My Department's statement to the public inquiry explained that a tolls increase was necessary to achieve the aim of paying the costs of the bridge by the end of the 40-year period specified in the Severn Bridges Tolls Act 1965. My right hon. Friend was satisfied that that, without an increase, that aim could not be achieved. In the years 1981-82 to 1984-85, the income from tolls did not even cover operating costs. The published accounts showed an overall annual deficit growing from £1.6 million in 1979-80 to £10.4 million in 1987-88. By 31 March 1989, the debt on the bridge had risen from £14.4 million on opening to £113.4 million. It is clear to any reasonable person that, without a tolls increase, the deficit would have grown indefinitely.
The Department's statement also explained that the increase proposed was intended to provide for an estimated £50 million spread over the years 1988-89 to 1990-91 for the balance of the costs of strengthening and repair work to the bridge which still remain to be done. [Interruption.] I should--if hon. Members want to hear the reason for the tolls increase as opposed to speaking-- [Interruption.]
Mr. Atkins : Well, the hon. Member for Alyn and Deeside, who I see has vanished-- [Interruption.] No, I beg his pardon. The hon. Gentleman who began the debate wanted me to answer this point, and I am endeavouring to explain for the benefit of all those in the House and outside--
We explained that there was a great need to carry out a degree of strengthening work and my right hon. Friend was satisfied that without the increase, the aim would not be achieved. The current programme of strengthening work is soon to be completed and a programme of resurfacing will be under way shortly. The total cost is likely to be £74 million.

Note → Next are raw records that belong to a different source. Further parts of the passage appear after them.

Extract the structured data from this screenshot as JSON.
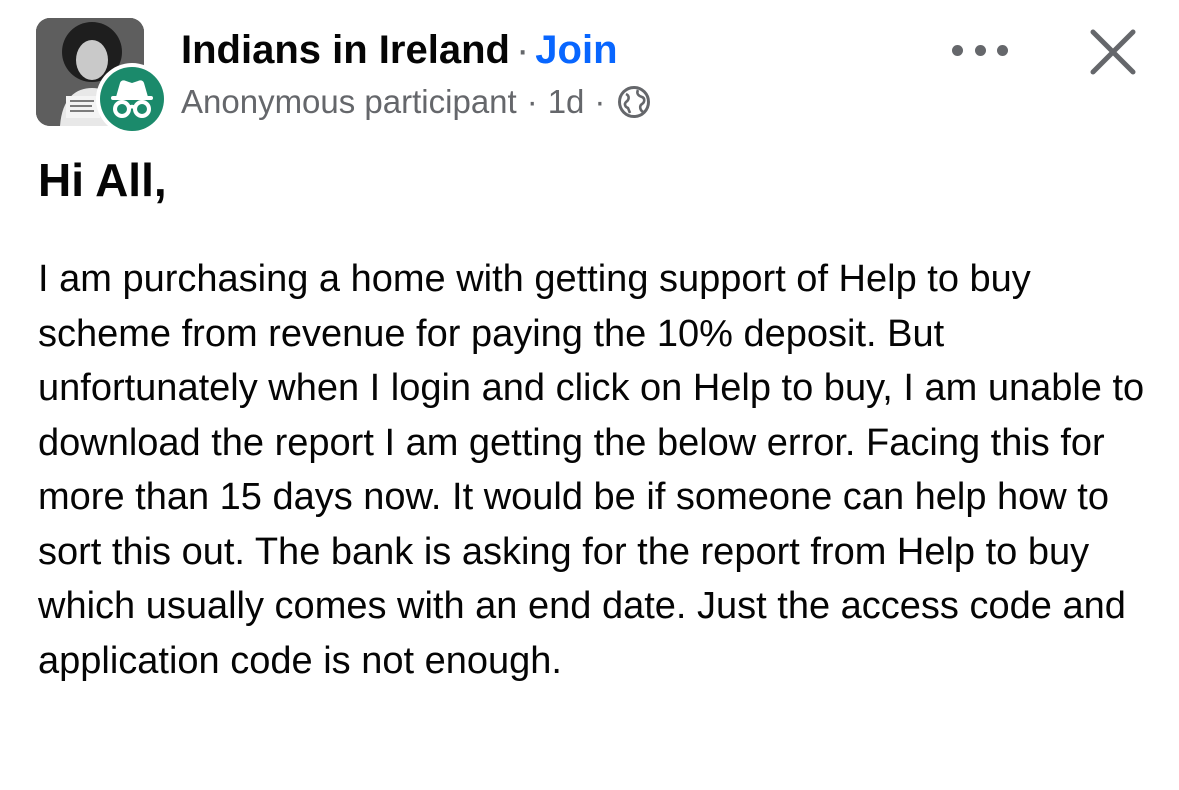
{
  "header": {
    "group_name": "Indians in Ireland",
    "separator": "·",
    "join_label": "Join",
    "author": "Anonymous participant",
    "time_ago": "1d",
    "avatar_icon": "group-photo",
    "badge_icon": "anonymous-incognito-icon",
    "badge_color": "#1b8a6b",
    "privacy_icon": "globe-icon",
    "more_icon": "more-options-icon",
    "close_icon": "close-icon",
    "join_color": "#0866ff"
  },
  "post": {
    "title": "Hi All,",
    "body": "I am purchasing a home with getting support of Help to buy scheme from revenue for paying the 10% deposit. But unfortunately when I login and click on Help to buy, I am unable to download the report I am getting the below error. Facing this for more than 15 days now. It would be if someone can help how to sort this out. The bank is asking for the report from Help to buy which usually comes with an end date. Just the access code and application code is not enough."
  }
}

The work is designed to upgrade the bridge for the future ; it is not in any sense a reflection upon the quality of the original design of the bridge, which was built fully in accordance with the standards that then applied. The design was not in any way experimental. However, in 1966 when the bridge was opened--
Mr. D. N. Campbell-Savours (Workington) rose
Mr. Atkins rose--
Mr. Flynn : There is discretion in the House to limit speeches during major debates to 10 minutes. Is it not right that, in a debate of limited duration, speeches should not go on for 20 minutes, as the Minister's has? Should we not exercise some discretion?